Keeping Your Dog Safe In The Car

Our dogs aren’t just pets, they are part of the family. So it is no wonder so many people love to take them for rides in the car. However, driving with dogs can be risky if you are not careful.

Unrestrained pets cause more than 30,000 accidents annually, according to the American Automobile Association, and the Travel Industry Association of America says 29 million Americans have traveled with a pet on a trip of 50 miles or more in the past five years. With those kinds of numbers, it's important to remember that pets have special needs on the road.

Restrain Your Dog

While dogs want to be free, keeping them in place keeps them safer.
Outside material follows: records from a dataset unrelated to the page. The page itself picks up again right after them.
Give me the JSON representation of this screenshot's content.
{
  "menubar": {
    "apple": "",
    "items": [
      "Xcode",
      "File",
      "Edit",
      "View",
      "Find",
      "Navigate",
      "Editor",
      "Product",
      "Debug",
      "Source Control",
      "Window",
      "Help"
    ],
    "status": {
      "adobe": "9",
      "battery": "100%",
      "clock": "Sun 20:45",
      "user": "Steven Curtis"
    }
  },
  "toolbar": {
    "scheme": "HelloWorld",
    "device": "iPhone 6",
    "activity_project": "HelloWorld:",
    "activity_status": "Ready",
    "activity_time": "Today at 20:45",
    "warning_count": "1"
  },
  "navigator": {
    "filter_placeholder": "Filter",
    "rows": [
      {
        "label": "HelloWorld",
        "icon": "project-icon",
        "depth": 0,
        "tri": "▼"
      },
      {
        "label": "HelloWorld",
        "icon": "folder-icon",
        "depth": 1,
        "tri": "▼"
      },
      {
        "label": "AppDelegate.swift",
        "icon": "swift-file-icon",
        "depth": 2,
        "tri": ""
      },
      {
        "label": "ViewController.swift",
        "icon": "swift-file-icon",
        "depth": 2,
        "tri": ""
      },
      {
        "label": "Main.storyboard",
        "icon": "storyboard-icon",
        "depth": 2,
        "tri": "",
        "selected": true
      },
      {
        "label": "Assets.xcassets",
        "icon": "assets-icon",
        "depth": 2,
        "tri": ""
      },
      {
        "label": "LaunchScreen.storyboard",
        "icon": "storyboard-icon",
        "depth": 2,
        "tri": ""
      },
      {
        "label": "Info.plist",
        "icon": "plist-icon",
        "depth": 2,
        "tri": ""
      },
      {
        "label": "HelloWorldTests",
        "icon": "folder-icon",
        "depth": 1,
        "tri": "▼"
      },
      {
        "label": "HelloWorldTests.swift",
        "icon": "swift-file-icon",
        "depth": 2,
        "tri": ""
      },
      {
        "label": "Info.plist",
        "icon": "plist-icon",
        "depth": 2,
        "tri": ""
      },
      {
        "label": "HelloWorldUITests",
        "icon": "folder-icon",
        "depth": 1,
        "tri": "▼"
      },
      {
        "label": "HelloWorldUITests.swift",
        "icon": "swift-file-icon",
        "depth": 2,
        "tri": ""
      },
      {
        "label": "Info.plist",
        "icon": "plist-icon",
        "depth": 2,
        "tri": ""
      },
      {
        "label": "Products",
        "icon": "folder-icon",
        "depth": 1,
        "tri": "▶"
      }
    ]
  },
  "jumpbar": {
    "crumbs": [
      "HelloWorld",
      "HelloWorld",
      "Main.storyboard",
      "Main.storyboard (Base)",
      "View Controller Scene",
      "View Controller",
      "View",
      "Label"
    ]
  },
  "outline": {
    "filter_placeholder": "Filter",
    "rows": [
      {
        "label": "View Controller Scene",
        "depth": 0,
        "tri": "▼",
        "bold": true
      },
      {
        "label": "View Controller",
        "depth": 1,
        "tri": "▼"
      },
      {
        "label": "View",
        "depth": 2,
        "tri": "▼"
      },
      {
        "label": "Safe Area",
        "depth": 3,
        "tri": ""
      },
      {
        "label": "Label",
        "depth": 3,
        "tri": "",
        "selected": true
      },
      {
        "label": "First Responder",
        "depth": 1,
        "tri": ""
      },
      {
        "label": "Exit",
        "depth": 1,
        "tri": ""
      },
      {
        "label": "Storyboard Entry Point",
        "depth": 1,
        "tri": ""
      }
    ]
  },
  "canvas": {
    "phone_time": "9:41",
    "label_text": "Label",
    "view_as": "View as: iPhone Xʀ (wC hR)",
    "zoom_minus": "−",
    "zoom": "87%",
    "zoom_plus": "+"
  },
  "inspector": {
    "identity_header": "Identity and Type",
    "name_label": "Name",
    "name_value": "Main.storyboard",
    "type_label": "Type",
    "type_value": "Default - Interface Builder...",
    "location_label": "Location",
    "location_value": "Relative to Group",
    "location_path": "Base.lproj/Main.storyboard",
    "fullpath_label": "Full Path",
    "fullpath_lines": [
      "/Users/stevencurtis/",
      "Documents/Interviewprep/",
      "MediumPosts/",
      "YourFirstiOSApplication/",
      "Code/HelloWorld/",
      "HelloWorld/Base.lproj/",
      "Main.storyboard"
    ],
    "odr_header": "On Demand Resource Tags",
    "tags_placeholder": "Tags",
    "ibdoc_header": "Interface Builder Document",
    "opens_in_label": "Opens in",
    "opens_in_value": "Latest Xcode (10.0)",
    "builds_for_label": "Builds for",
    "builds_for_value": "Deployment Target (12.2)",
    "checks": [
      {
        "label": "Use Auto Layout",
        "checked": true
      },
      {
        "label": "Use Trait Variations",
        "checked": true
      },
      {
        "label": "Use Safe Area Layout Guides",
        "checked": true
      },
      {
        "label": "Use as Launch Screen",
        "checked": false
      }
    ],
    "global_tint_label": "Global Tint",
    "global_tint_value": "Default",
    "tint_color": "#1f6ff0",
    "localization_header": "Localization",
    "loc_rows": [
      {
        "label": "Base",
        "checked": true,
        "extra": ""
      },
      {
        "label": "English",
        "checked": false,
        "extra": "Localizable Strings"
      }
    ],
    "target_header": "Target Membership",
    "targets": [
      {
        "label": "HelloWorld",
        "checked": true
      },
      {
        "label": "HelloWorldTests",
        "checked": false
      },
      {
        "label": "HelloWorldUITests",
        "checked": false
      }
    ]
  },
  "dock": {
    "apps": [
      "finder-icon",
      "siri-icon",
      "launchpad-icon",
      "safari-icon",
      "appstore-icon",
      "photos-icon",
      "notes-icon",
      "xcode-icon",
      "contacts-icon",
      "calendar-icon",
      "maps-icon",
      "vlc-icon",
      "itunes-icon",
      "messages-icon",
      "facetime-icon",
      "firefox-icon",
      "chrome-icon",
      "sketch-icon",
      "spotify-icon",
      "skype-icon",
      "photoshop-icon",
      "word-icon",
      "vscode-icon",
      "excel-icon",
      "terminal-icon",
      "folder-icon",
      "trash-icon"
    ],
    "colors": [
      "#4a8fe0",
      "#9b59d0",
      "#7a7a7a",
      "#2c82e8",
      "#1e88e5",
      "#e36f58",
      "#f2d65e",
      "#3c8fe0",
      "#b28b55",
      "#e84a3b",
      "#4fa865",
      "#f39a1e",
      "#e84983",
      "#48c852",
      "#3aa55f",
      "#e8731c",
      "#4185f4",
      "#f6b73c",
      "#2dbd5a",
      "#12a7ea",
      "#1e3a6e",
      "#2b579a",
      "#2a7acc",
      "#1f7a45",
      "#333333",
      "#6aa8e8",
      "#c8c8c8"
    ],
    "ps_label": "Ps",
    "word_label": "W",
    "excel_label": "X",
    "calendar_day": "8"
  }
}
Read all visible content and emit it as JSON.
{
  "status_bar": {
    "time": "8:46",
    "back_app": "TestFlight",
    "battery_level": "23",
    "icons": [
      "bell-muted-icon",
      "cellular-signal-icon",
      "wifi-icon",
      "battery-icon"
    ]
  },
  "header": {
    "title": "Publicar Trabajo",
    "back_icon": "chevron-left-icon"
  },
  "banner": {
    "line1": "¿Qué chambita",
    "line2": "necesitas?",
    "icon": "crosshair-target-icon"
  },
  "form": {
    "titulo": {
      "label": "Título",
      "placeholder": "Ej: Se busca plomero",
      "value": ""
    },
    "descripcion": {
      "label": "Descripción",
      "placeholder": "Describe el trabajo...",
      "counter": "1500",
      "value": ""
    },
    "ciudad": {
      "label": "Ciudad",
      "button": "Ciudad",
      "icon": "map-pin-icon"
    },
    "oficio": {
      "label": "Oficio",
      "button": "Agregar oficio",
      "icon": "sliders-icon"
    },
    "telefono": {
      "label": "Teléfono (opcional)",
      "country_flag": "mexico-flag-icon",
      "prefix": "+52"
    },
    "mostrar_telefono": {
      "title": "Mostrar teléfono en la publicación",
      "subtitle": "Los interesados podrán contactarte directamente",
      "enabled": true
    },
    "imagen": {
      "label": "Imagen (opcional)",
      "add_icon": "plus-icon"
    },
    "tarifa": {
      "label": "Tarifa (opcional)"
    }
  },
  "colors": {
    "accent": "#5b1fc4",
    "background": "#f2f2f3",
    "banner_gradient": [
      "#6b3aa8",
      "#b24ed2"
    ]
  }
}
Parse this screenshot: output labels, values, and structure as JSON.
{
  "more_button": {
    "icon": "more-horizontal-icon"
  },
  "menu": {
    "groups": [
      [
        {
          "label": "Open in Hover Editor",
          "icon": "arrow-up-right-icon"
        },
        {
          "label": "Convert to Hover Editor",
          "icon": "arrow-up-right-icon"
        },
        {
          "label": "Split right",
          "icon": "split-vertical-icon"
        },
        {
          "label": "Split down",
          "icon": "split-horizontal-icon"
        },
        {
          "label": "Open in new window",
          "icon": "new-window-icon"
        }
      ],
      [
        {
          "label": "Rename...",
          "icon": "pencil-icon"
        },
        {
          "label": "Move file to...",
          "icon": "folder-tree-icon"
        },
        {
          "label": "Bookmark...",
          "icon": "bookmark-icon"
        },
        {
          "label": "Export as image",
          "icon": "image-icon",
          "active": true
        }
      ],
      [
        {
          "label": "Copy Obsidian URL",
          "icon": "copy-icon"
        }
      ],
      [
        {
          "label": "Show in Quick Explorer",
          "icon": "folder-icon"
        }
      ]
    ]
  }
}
Unrestrained pets can be a distraction to drivers and can get injured if the car makes a sudden stop or is involved in an accident even at low speeds. Where you put the dog doesn’t guaranteed safety either if they are allowed to roam around the vehicle. The best way is to simply secure your pet in a crate or with a harness to keep them safe.

Occasionally, having others in the vehicle can greatly help you manage the dog and its whereabouts in the vehicle. However, it can still be a huge risk, especially with big dogs that can be too much for a single or even several people to manage.

Don't Put Your Dog On Your Lap

One of the biggest hazards, not only to pets but also to their owners and even other drivers, is the drivers who insists on keeping Spot on their lap. This makes it impossible for drivers to respond immediately to road emergencies.

Not to mention that the dog can also be hit by passing cars if it bolts out of the vehicle after a crash.

The issue has gained attention in recent years as the issue of distracted driving increases the risk of car accidents everywhere. In 2009, 5,474 people were killed and 448,000 injured in crashes caused by distracted drivers in the United States, according to the National Highway Traffic Safety Administration, although it's difficult to assign the number of those where pets were involved. In perhaps one of the most famous incidents of distracted driving involving a pet, author Stephen King suffered several broken bones and a collapsed lung in 1999 when he was hit by a driver who claimed he was distracted by his dog.

A Few Helpful Tips To Keep In Mind

  • Don't let dogs ride with their head out of the window. They can easily be injured by debris flying into their eyes.

  • Get your pet used to the car and make them feel comfortable. Often, the only time pets ride in the car is when they're visiting the vet, so they may not always associate a car ride with positive feelings and may even be afraid to ride in the car. Take them to a nearby park or other fun area where it will be a short and easy drive before any long trips.

  • Make sure your pet has proper identification. Just in case they gets lost while traveling, you want to be sure your pet is wearing up-to-date ID tags with an emergency contact phone number.

  • Prepare a doggie bag. Make sure it contains clean-up supplies, a towel, portable feeding/watering bowls, food and water, a pet first aid kit, and toys to keep them busy and well behaved.

  • Don’t allow them to move all over the car! Just a little shift in position is fine, but moving from the front seat to the back and from one lap to another is not okay.